The projectile and cartridge are of unusual construction, and many questionable design choices were made in the design and construction of the projectile. This is not unique to the M309 – controversies over ammunition choices have been part-and-parcel of military procurement since the 20th century, if not since the creation of the minie ball.
The basic inputs will be driven from the standard load: the steel-jacketed, 210-grain explosive projectile that is the standard issue to the marines.
Ballistic’s Calculator Inputs
Basic inputs for the calculator are as follows, selecting 247mm as the test barrel length, as this was the basis against which all future designs are compared.
|Total Accelerated Mass||210||grains|
- The velocity is at the muzzle. The velocity with the 247mm test barrel is tuned to match the 840m/s spec with a 210-gr bullet. There are many other loads available, but my practice is to take the highest energy commonly listed.
- As noted, the M309 can find applicability from pistol-length to sniper-length barrels. That being said, the pistol-length configuration develops 2/3 more energy than the M855 projectile from the 20th-21st century, which is also nearly three times the energy of some of the more powerful 10mmAuto rounds, which are their cousins in terms of dimension. Advanced recoil compensation mechanisms and a very heavy base weapon are required to tame the recoil
- The SMG-length barrel of the M41 Pulse rifle was a controversial choice, as was its standard “magazine in front of the handle” layout, at the time. This configuration still delivers 8d-1 (2) pi+ damage, and if the projectile actually reaches the internal tissue, it explodes, replacing pi+ with an explosive x3 multiplier.
- The round’s fusing is . . . twitchy at best. If it hits armor and penetrates, it will perform as advertised. If it does not, and strikes clothing, non-rigid armor, or bare flesh, roll 1d. On a roll of 1-3, the round will not explode. Not that 8d-1 pi+ nothing.
There are a small number of alternate loads. The most notable is the copper-jacketed M315 “hardball” projectile. With identical ballistics as the M309, this solid round is much, much less expensive than the original – and standard-issue – projectiles. It is hardly less lethal, as well.
|XM350 – the competition|
Finally, a word must be said about the competition. As noted, the 10x24mm was a controversial choice even at the time, and remains so. The large diameter of the projectile, and fairly low explosive charge, makes the whole idea look good on paper and less so in the hands of the long-suffering troops issued the weapon. The XM350 was a more conventional – and some still maintain superior – choice at the time.

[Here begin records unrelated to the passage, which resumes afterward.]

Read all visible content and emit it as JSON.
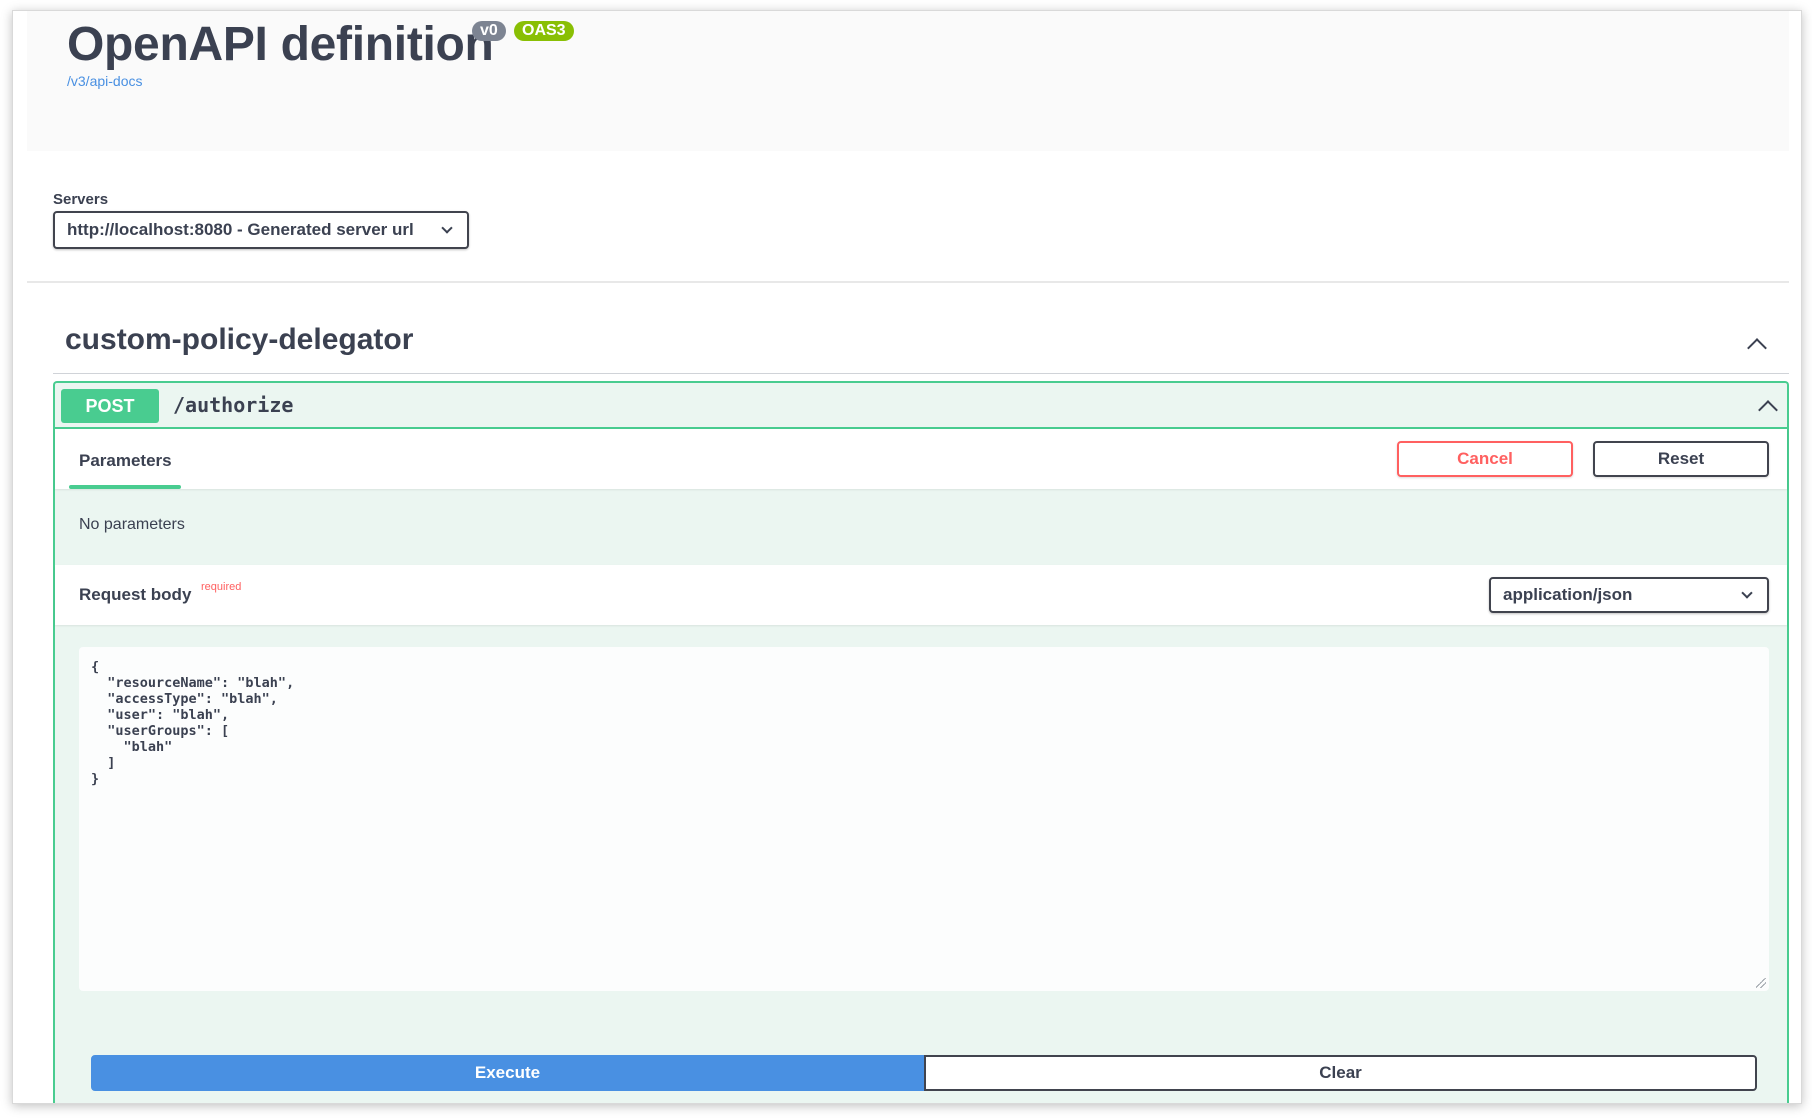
{
  "info": {
    "title": "OpenAPI definition",
    "version_badge": "v0",
    "oas_badge": "OAS3",
    "docs_link": "/v3/api-docs"
  },
  "servers": {
    "label": "Servers",
    "selected": "http://localhost:8080 - Generated server url"
  },
  "tag": {
    "name": "custom-policy-delegator"
  },
  "operation": {
    "method": "POST",
    "path": "/authorize",
    "tab_parameters": "Parameters",
    "cancel_label": "Cancel",
    "reset_label": "Reset",
    "no_parameters": "No parameters",
    "request_body_title": "Request body",
    "required_label": "required",
    "content_type": "application/json",
    "body_text": "{\n  \"resourceName\": \"blah\",\n  \"accessType\": \"blah\",\n  \"user\": \"blah\",\n  \"userGroups\": [\n    \"blah\"\n  ]\n}",
    "execute_label": "Execute",
    "clear_label": "Clear"
  },
  "colors": {
    "post": "#49cc90",
    "execute": "#4990e2",
    "cancel": "#ff6060",
    "link": "#4990e2"
  }
}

As the old movie goes, there really can be only one.
The M41 Pulse rifle was the answer to the question of how the M309 projectile was to be launched. The advertising copy says that the firearm can hold 99 projectiles, which it attempt to accomplish with an (again, controversial) 4-2-1 configuration. The stack is 4 cartridges wide near the magazine base, tapering to two and then a single round at the chamber. This overly-complicated design was made necessary by the observation that a double-stack magazine would be a half-meter long in the desired configuration.
A compact and dense weapon, what it lacks in reliabilty it makes up for in firepower. With a combination of 10mm explosive projetiles and 25mm pump-action grenades, the rifle allows each infantryman to engage light-to-medium armored targets with a wide variety of projectile loads.

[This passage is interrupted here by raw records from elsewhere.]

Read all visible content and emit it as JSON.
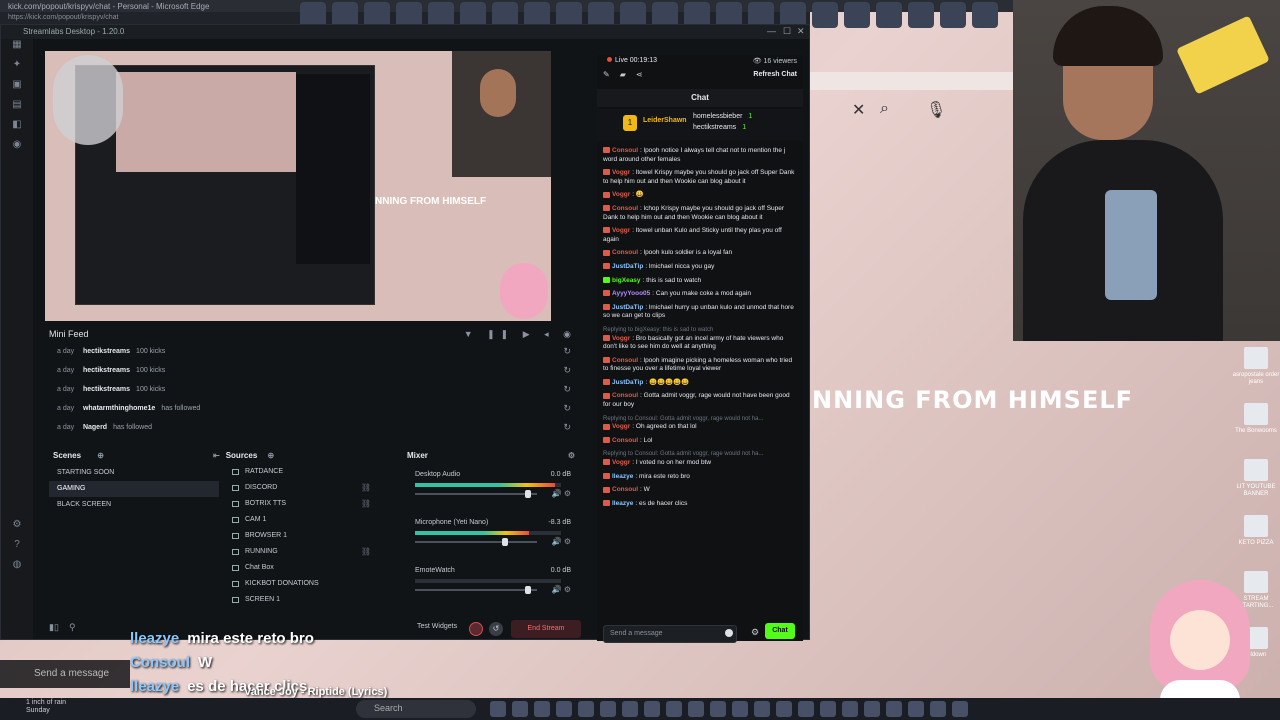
{
  "browser": {
    "title": "kick.com/popout/krispyv/chat - Personal - Microsoft Edge",
    "url": "https://kick.com/popout/krispyv/chat"
  },
  "streamlabs": {
    "title": "Streamlabs Desktop - 1.20.0"
  },
  "background": {
    "overlay_text": "NNING FROM HIMSELF",
    "preview_overlay_text": "NNING FROM HIMSELF",
    "search_close": "✕",
    "search_icon": "⌕",
    "mic_icon": "🎙"
  },
  "minifeed": {
    "title": "Mini Feed",
    "controls": "▼ ❚❚ ▶ ◂ ◉",
    "events": [
      {
        "time": "a day",
        "user": "hectikstreams",
        "event": "100 kicks"
      },
      {
        "time": "a day",
        "user": "hectikstreams",
        "event": "100 kicks"
      },
      {
        "time": "a day",
        "user": "hectikstreams",
        "event": "100 kicks"
      },
      {
        "time": "a day",
        "user": "whatarmthinghome1e",
        "event": "has followed"
      },
      {
        "time": "a day",
        "user": "Nagerd",
        "event": "has followed"
      }
    ]
  },
  "scenes": {
    "title": "Scenes",
    "items": [
      "STARTING SOON",
      "GAMING",
      "BLACK SCREEN"
    ],
    "selected": "GAMING"
  },
  "sources": {
    "title": "Sources",
    "items": [
      "RATDANCE",
      "DISCORD",
      "BOTRIX TTS",
      "CAM 1",
      "BROWSER 1",
      "RUNNING",
      "Chat Box",
      "KICKBOT DONATIONS",
      "SCREEN 1"
    ]
  },
  "mixer": {
    "title": "Mixer",
    "channels": [
      {
        "name": "Desktop Audio",
        "db": "0.0 dB",
        "level": 0.96,
        "volume": 0.95
      },
      {
        "name": "Microphone (Yeti Nano)",
        "db": "-8.3 dB",
        "level": 0.78,
        "volume": 0.75
      },
      {
        "name": "EmoteWatch",
        "db": "0.0 dB",
        "level": 0.0,
        "volume": 0.95
      }
    ]
  },
  "bottom": {
    "test_widgets": "Test Widgets",
    "end_stream": "End Stream"
  },
  "chat": {
    "live_time": "Live 00:19:13",
    "viewers": "16 viewers",
    "refresh": "Refresh Chat",
    "header": "Chat",
    "pinned_top": "LeiderShawn",
    "pinned_list": [
      {
        "name": "homelessbieber",
        "amount": "1"
      },
      {
        "name": "hectikstreams",
        "amount": "1"
      }
    ],
    "messages": [
      {
        "user": "Consoul",
        "color": "#e05a4a",
        "reply": "",
        "text": "lpooh notice I always tell chat not to mention the j word around other females"
      },
      {
        "user": "Voggr",
        "color": "#e05a4a",
        "reply": "",
        "text": "ltowel Krispy maybe you should go jack off Super Dank to help him out and then Wookie can blog about it"
      },
      {
        "user": "Voggr",
        "color": "#e05a4a",
        "reply": "",
        "text": "😀"
      },
      {
        "user": "Consoul",
        "color": "#e05a4a",
        "reply": "",
        "text": "lchop Krispy maybe you should go jack off Super Dank to help him out and then Wookie can blog about it"
      },
      {
        "user": "Voggr",
        "color": "#e05a4a",
        "reply": "",
        "text": "ltowel unban Kulo and Sticky until they plas you off again"
      },
      {
        "user": "Consoul",
        "color": "#e05a4a",
        "reply": "",
        "text": "lpooh kulo soldier is a loyal fan"
      },
      {
        "user": "JustDaTip",
        "color": "#8ac7ff",
        "reply": "",
        "text": "lmichael nicca you gay"
      },
      {
        "user": "bigXeasy",
        "color": "#53fc18",
        "reply": "",
        "text": "this is sad to watch"
      },
      {
        "user": "AyyyYooo05",
        "color": "#b48cff",
        "reply": "",
        "text": "Can you make coke a mod again"
      },
      {
        "user": "JustDaTip",
        "color": "#8ac7ff",
        "reply": "",
        "text": "lmichael hurry up unban kulo and unmod that hore so we can get to clips"
      },
      {
        "user": "Voggr",
        "color": "#e05a4a",
        "reply": "Replying to bigXeasy: this is sad to watch",
        "text": "Bro basically got an incel army of hate viewers who don't like to see him do well at anything"
      },
      {
        "user": "Consoul",
        "color": "#e05a4a",
        "reply": "",
        "text": "lpooh imagine picking a homeless woman who tried to finesse you over a lifetime loyal viewer"
      },
      {
        "user": "JustDaTip",
        "color": "#8ac7ff",
        "reply": "",
        "text": "😀😀😀😀😀"
      },
      {
        "user": "Consoul",
        "color": "#e05a4a",
        "reply": "",
        "text": "Gotta admit voggr, rage would not have been good for our boy"
      },
      {
        "user": "Voggr",
        "color": "#e05a4a",
        "reply": "Replying to Consoul: Gotta admit voggr, rage would not ha...",
        "text": "Oh agreed on that lol"
      },
      {
        "user": "Consoul",
        "color": "#e05a4a",
        "reply": "",
        "text": "Lol"
      },
      {
        "user": "Voggr",
        "color": "#e05a4a",
        "reply": "Replying to Consoul: Gotta admit voggr, rage would not ha...",
        "text": "I voted no on her mod btw"
      },
      {
        "user": "lleazye",
        "color": "#8ac7ff",
        "reply": "",
        "text": "mira este reto bro"
      },
      {
        "user": "Consoul",
        "color": "#e05a4a",
        "reply": "",
        "text": "W"
      },
      {
        "user": "lleazye",
        "color": "#8ac7ff",
        "reply": "",
        "text": "es de hacer clics"
      }
    ],
    "input_placeholder": "Send a message",
    "send_label": "Chat"
  },
  "overlay_chat": [
    {
      "user": "lleazye",
      "text": "mira este reto bro"
    },
    {
      "user": "Consoul",
      "text": "W"
    },
    {
      "user": "lleazye",
      "text": "es de hacer clics"
    }
  ],
  "now_playing": "Vance Joy - Riptide (Lyrics)",
  "taskbar": {
    "weather": "1 inch of rain\nSunday",
    "search": "Search",
    "send_message": "Send a message"
  },
  "right_apps": [
    "asropostale order jeans",
    "The Bonwooms",
    "LIT YOUTUBE BANNER",
    "KETO PIZZA",
    "STREAM STARTING...",
    "Lildown"
  ],
  "colors": {
    "kick_green": "#53fc18",
    "live_red": "#e74c3c",
    "panel_bg": "#111417"
  }
}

The design process did eventually produce miniaturized recoil-management systems to tame the beastly kick of the original design, to the point where shooters will often fire from the hip, without bracing the weapon on the shoulder.